▼
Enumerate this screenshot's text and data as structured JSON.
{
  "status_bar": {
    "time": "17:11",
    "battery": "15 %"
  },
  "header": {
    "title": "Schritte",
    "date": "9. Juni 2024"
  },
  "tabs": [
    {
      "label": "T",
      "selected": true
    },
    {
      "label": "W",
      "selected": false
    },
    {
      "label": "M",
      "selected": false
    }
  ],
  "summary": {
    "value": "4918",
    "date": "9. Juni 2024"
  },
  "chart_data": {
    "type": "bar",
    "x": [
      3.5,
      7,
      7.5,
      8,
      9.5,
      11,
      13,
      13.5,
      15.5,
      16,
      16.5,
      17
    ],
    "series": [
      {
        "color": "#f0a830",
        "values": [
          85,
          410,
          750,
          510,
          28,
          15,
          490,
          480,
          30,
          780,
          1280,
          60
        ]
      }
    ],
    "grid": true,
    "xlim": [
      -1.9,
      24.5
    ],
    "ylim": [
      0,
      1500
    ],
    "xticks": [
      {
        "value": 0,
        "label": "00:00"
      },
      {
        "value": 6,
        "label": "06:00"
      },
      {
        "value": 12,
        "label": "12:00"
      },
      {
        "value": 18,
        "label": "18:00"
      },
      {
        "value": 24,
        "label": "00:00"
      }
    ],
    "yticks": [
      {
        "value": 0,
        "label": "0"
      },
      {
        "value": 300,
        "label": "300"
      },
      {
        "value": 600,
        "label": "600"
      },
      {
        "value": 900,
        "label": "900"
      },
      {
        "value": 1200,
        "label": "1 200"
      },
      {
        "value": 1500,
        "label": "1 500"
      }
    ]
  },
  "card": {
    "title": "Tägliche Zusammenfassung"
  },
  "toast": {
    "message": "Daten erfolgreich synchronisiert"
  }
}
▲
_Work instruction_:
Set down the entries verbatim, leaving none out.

_Output of the task_:
Enumerate this screenshot's text and data as structured JSON.
{
  "status_bar": {
    "time": "17:11",
    "battery": "15 %"
  },
  "header": {
    "title": "Schritte",
    "date": "9. Juni 2024"
  },
  "tabs": [
    {
      "label": "T",
      "selected": true
    },
    {
      "label": "W",
      "selected": false
    },
    {
      "label": "M",
      "selected": false
    }
  ],
  "summary": {
    "value": "4918",
    "date": "9. Juni 2024"
  },
  "chart_data": {
    "type": "bar",
    "x": [
      3.5,
      7,
      7.5,
      8,
      9.5,
      11,
      13,
      13.5,
      15.5,
      16,
      16.5,
      17
    ],
    "series": [
      {
        "color": "#f0a830",
        "values": [
          85,
          410,
          750,
          510,
          28,
          15,
          490,
          480,
          30,
          780,
          1280,
          60
        ]
      }
    ],
    "grid": true,
    "xlim": [
      -1.9,
      24.5
    ],
    "ylim": [
      0,
      1500
    ],
    "xticks": [
      {
        "value": 0,
        "label": "00:00"
      },
      {
        "value": 6,
        "label": "06:00"
      },
      {
        "value": 12,
        "label": "12:00"
      },
      {
        "value": 18,
        "label": "18:00"
      },
      {
        "value": 24,
        "label": "00:00"
      }
    ],
    "yticks": [
      {
        "value": 0,
        "label": "0"
      },
      {
        "value": 300,
        "label": "300"
      },
      {
        "value": 600,
        "label": "600"
      },
      {
        "value": 900,
        "label": "900"
      },
      {
        "value": 1200,
        "label": "1 200"
      },
      {
        "value": 1500,
        "label": "1 500"
      }
    ]
  },
  "card": {
    "title": "Tägliche Zusammenfassung"
  },
  "toast": {
    "message": "Daten erfolgreich synchronisiert"
  }
}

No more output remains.